How do prayer and repentance relate?
To be in the presence of G-d and to be fully cognisant of that and to feel and experience it from an intellectual, emotional, spiritual, and even physical point of view is what the experience of prayer is all about. And so Rosh Hashana is about repentance but it is also about prayer, because repentance is about change. It is about the upliftment of a person, and to pray properly to G-d can be a very powerful catalyst to becoming a much greater person. 
Does anyone actually get all of this from davening though?
Davening is a very multi-faceted experience, because it is made up of many parts. The physical –we mouth the words. The spiritual – we connect with G-d. The emotional – ranging from joy and gratitude, desperation and shame. The intellectual – we think about many issues while we pray. And a big part of Rosh Hashanah is spent not praying, but in the service of prayer –what real davening is.
What IS real davening?
The halacha says that you need to pray in such a way that your lips and mouth articulate the words of the prayers in such a way that the words are only audible to you and to nobody else.  We learn this way of praying from one of the great women of Jewish history – Chana, who went to the Temple to pray for a child after many years of being unable to have children. We in fact read about Chana on the Haftorah for Rosh HaShana and she is described as praying with her lips but not being audible to an outside observer. So too do we pray in a whisper.
Why do you pray in a whisper – one would think to shout it from the rooftops?
It is about the sheer intimacy of the experience of davening – how prayers are phrased in the second person – “you”. We speak to G-d by addressing Him as “you”. Blessed are You, Hashem our G-d, King of the Universe …” It is direct. We talk directly to G-d, no intermediaries. We do not need to go through anybody to speak to G-d. We do not need to go through the rabbi or the chazan or the choir or anybody. It is one-to-one communication. A whisper is about intimacy. You whisper and talk to someone quietly when it is just a one-on-one conversation. And so too when we pray we are standing before G-d – it is one-on-one between us and the King of all kings, Hashem Himself. A prayer is a privileged opportunity and it has the power to be a transformational experience. 
But what is standing in our way…
We need to re-orientate our thinking.  To pray is not a burden – it is a privilege.  In my position, one of the issues I have to deal with is how to achieve access to important politicians and government leaders – how do you get through the gatekeepers, make an appointment, get to the top? And Hashem is the King of all Kings, eternal and all-knowing, infinitely more powerful than any mortal who is here today and gone tomorrow, and yet you do not even need to make an appointment!   You just need to talk to Him and He is waiting to listen to you and that is an awesome privilege. 
How can we use this to our advantage?

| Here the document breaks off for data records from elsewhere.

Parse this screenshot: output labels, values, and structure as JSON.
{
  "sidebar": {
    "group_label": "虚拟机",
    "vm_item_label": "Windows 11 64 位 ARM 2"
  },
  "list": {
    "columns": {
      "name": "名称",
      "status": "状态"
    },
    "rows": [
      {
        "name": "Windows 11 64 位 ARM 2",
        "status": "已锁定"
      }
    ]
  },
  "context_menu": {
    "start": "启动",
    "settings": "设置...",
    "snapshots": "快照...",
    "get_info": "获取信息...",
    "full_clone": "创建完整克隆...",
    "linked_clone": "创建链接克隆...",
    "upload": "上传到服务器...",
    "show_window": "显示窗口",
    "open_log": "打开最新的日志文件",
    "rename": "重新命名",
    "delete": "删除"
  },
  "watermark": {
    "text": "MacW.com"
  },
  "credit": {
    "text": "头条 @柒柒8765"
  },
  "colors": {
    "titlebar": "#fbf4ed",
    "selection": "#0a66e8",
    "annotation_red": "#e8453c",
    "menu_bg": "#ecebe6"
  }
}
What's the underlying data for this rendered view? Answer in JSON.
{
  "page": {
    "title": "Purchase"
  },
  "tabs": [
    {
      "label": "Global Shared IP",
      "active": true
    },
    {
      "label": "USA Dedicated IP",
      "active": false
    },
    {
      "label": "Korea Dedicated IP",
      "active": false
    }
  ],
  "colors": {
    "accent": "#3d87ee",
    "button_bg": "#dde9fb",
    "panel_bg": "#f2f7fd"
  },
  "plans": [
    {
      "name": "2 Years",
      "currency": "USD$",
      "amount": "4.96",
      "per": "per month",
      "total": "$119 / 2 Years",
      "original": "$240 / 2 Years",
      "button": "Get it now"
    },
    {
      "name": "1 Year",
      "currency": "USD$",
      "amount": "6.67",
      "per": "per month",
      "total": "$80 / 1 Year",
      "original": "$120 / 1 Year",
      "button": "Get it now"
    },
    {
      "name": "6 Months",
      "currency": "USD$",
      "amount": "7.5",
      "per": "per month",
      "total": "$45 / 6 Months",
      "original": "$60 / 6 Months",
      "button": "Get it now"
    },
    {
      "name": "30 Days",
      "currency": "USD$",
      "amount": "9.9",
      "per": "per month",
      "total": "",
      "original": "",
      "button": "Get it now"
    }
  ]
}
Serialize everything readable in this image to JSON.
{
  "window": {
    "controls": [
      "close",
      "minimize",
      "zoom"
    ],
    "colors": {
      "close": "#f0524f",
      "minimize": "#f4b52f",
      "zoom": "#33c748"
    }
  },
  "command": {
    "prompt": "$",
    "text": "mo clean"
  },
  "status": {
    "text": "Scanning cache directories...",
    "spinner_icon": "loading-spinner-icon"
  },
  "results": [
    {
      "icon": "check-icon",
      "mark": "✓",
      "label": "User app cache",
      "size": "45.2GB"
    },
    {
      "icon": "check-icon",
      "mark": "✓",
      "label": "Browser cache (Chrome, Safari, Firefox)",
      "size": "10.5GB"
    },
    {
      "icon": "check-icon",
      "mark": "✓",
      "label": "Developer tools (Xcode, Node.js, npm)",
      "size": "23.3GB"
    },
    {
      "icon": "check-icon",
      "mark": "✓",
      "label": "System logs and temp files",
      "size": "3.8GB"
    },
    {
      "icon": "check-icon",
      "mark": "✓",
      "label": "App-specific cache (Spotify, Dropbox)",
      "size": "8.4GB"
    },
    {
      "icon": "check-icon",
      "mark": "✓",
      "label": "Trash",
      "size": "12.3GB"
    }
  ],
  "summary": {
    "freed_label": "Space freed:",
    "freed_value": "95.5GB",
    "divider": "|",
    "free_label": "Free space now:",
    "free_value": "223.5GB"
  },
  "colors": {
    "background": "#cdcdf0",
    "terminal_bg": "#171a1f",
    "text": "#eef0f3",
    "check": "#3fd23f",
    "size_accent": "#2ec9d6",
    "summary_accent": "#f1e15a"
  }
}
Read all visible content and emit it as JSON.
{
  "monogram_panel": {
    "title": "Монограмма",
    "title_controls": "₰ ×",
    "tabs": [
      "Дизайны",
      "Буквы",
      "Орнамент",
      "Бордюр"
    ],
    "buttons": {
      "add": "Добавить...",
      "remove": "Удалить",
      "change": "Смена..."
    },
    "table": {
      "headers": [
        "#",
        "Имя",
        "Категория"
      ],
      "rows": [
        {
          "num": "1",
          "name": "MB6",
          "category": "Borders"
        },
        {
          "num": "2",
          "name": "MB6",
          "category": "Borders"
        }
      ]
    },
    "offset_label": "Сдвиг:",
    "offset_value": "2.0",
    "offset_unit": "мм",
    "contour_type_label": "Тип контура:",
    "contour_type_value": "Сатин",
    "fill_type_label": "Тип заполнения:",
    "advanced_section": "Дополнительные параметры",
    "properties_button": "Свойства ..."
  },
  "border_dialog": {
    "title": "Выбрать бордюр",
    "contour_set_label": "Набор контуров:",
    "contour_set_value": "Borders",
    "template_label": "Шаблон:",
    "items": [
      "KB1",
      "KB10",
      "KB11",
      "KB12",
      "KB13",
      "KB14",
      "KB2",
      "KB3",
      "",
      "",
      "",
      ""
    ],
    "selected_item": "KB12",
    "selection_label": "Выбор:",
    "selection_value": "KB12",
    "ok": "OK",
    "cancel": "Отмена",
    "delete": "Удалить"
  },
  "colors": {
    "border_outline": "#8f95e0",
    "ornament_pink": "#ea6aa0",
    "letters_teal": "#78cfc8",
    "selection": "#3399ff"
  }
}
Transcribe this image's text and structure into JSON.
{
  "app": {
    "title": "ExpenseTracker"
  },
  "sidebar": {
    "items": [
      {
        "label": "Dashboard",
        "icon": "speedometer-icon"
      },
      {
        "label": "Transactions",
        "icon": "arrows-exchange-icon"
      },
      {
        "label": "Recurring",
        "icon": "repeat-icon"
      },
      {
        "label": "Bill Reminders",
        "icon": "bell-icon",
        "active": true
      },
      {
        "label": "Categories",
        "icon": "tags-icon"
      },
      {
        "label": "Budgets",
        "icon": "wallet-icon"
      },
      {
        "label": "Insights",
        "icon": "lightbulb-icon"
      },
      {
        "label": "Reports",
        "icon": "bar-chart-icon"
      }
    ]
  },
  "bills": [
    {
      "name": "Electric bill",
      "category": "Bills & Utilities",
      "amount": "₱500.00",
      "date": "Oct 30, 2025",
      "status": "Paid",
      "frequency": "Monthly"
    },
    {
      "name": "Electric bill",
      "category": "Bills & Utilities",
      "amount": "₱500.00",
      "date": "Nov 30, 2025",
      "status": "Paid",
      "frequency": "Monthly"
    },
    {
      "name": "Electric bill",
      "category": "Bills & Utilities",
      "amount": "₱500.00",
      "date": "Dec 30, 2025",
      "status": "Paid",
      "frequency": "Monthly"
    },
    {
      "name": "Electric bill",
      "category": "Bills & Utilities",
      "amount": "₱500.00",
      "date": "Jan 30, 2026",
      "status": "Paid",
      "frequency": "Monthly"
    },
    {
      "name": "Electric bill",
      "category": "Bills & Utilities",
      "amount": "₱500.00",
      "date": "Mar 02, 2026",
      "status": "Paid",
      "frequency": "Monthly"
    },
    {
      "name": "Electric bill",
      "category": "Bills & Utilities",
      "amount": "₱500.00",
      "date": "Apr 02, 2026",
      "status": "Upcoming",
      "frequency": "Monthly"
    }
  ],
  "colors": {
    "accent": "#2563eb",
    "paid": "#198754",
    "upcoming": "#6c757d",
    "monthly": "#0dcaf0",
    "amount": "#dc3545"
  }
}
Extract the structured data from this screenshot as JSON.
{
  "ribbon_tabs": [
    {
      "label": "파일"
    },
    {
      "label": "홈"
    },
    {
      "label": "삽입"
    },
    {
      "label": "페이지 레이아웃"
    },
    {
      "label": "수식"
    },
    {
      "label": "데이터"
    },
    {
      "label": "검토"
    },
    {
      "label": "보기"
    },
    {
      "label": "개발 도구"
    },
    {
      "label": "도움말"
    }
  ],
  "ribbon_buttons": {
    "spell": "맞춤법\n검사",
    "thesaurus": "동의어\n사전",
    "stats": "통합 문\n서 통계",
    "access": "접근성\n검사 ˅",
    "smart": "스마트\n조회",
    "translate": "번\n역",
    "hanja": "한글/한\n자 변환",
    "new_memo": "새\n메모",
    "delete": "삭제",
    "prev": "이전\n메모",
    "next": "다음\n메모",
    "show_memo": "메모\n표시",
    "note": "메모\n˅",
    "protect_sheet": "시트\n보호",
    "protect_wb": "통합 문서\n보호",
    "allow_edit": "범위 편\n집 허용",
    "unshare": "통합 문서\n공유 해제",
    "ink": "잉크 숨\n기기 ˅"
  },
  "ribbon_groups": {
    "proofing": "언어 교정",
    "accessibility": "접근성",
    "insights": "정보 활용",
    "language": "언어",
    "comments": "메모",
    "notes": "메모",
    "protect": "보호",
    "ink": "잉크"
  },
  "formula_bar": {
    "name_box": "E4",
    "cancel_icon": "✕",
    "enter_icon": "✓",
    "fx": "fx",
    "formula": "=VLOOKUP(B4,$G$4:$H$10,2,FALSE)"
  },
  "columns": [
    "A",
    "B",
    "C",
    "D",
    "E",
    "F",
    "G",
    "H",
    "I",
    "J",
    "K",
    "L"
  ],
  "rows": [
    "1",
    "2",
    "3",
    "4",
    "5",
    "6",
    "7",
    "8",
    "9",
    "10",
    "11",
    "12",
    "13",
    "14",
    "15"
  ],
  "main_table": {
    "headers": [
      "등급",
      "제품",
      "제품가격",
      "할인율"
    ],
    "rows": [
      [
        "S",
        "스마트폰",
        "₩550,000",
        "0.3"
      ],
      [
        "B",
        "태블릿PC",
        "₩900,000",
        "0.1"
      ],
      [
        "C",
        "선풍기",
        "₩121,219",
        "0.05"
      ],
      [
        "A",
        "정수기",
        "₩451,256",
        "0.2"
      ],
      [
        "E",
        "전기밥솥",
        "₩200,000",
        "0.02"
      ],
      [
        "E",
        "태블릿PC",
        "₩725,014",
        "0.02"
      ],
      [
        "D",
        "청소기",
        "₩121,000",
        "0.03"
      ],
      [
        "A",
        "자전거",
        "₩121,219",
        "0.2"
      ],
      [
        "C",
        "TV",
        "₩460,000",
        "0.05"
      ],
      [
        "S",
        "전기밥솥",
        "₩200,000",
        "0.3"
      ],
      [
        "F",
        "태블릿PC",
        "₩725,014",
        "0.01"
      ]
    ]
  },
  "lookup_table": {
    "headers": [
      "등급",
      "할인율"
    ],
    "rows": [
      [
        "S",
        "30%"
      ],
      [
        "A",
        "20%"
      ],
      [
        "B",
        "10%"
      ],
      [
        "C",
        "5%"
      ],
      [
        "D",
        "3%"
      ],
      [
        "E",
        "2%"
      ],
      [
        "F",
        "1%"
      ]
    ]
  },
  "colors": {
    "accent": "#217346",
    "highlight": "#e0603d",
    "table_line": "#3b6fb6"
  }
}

All the time in shul that you spend over this Yom Tov – use it well. Understand what you are praying.  Go through the words beforehand and, most importantly of all, every moment that you are standing in prayer, especially during the Amidah, stand as if you are standing before G-d Himself because you are.We all are, and that is the unique opportunity and privilege that is given to all of us.